RECORDS FOR THE TASK below:

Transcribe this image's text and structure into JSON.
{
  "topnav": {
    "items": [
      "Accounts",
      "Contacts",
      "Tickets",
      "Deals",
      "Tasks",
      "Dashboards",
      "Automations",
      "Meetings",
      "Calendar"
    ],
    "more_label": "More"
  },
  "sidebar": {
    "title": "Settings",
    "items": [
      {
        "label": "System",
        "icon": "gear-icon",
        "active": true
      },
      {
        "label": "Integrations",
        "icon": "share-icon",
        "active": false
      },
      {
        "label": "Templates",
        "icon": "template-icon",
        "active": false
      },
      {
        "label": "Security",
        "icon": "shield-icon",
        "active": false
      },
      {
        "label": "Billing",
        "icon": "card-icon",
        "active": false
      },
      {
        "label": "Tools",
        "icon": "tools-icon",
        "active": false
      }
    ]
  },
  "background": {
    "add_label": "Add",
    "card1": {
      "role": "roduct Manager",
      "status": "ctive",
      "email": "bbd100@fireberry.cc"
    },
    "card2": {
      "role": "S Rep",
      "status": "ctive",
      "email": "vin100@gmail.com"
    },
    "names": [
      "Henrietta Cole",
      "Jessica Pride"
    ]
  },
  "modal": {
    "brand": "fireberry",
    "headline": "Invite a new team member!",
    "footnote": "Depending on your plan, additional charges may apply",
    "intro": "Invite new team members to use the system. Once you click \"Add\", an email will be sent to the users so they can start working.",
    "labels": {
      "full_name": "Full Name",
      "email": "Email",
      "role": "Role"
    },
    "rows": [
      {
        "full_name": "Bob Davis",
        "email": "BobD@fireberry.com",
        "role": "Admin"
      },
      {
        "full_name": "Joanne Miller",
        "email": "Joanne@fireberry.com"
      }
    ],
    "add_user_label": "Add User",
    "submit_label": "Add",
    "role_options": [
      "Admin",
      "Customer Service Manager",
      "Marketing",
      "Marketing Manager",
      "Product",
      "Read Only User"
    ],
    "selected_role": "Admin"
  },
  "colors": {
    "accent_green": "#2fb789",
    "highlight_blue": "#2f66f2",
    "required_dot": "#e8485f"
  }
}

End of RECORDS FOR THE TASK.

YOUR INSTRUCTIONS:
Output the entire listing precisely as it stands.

EXPECTED ANSWER:
Transcribe this image's text and structure into JSON.
{
  "topnav": {
    "items": [
      "Accounts",
      "Contacts",
      "Tickets",
      "Deals",
      "Tasks",
      "Dashboards",
      "Automations",
      "Meetings",
      "Calendar"
    ],
    "more_label": "More"
  },
  "sidebar": {
    "title": "Settings",
    "items": [
      {
        "label": "System",
        "icon": "gear-icon",
        "active": true
      },
      {
        "label": "Integrations",
        "icon": "share-icon",
        "active": false
      },
      {
        "label": "Templates",
        "icon": "template-icon",
        "active": false
      },
      {
        "label": "Security",
        "icon": "shield-icon",
        "active": false
      },
      {
        "label": "Billing",
        "icon": "card-icon",
        "active": false
      },
      {
        "label": "Tools",
        "icon": "tools-icon",
        "active": false
      }
    ]
  },
  "background": {
    "add_label": "Add",
    "card1": {
      "role": "roduct Manager",
      "status": "ctive",
      "email": "bbd100@fireberry.cc"
    },
    "card2": {
      "role": "S Rep",
      "status": "ctive",
      "email": "vin100@gmail.com"
    },
    "names": [
      "Henrietta Cole",
      "Jessica Pride"
    ]
  },
  "modal": {
    "brand": "fireberry",
    "headline": "Invite a new team member!",
    "footnote": "Depending on your plan, additional charges may apply",
    "intro": "Invite new team members to use the system. Once you click \"Add\", an email will be sent to the users so they can start working.",
    "labels": {
      "full_name": "Full Name",
      "email": "Email",
      "role": "Role"
    },
    "rows": [
      {
        "full_name": "Bob Davis",
        "email": "BobD@fireberry.com",
        "role": "Admin"
      },
      {
        "full_name": "Joanne Miller",
        "email": "Joanne@fireberry.com"
      }
    ],
    "add_user_label": "Add User",
    "submit_label": "Add",
    "role_options": [
      "Admin",
      "Customer Service Manager",
      "Marketing",
      "Marketing Manager",
      "Product",
      "Read Only User"
    ],
    "selected_role": "Admin"
  },
  "colors": {
    "accent_green": "#2fb789",
    "highlight_blue": "#2f66f2",
    "required_dot": "#e8485f"
  }
}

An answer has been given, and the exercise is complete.